Kuhlenkamp who has sold several apartments with greenhouses at Turtle Bay Towers.

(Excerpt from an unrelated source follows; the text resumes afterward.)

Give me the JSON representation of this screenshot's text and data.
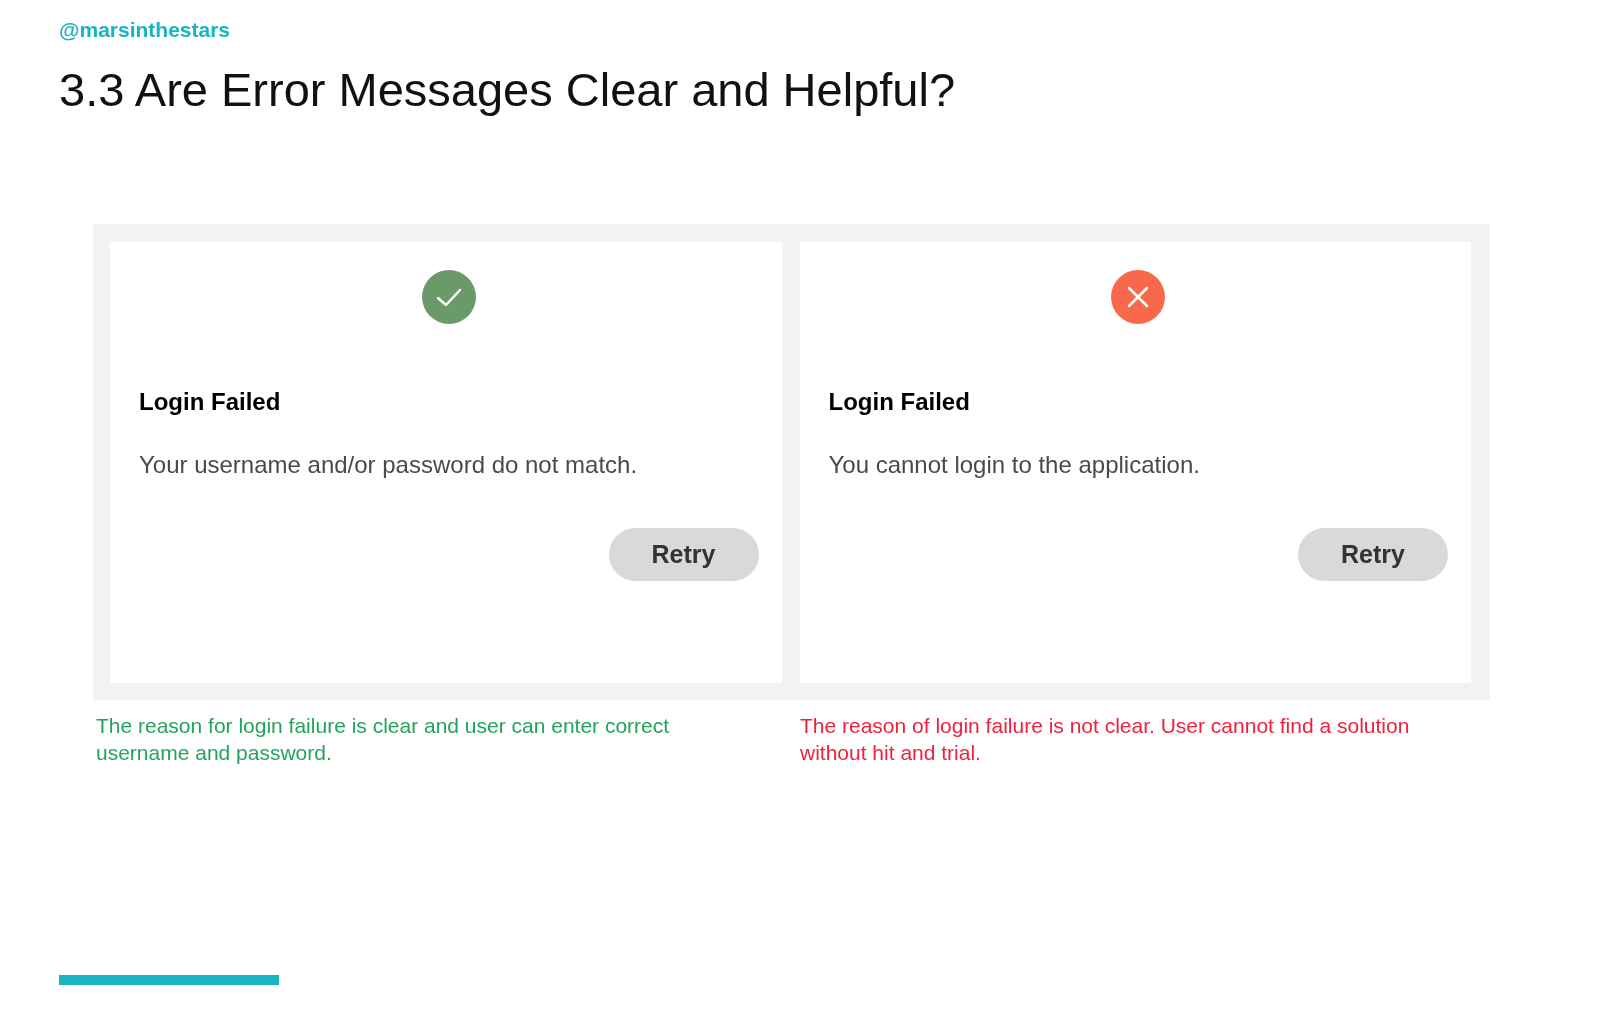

Nevertheless, the homeowner may still be losing out, since on the high end the curved metal and glass facades can cost up to $500,000 to install — $10,000 on the low end. [NYT] Christopher Cameron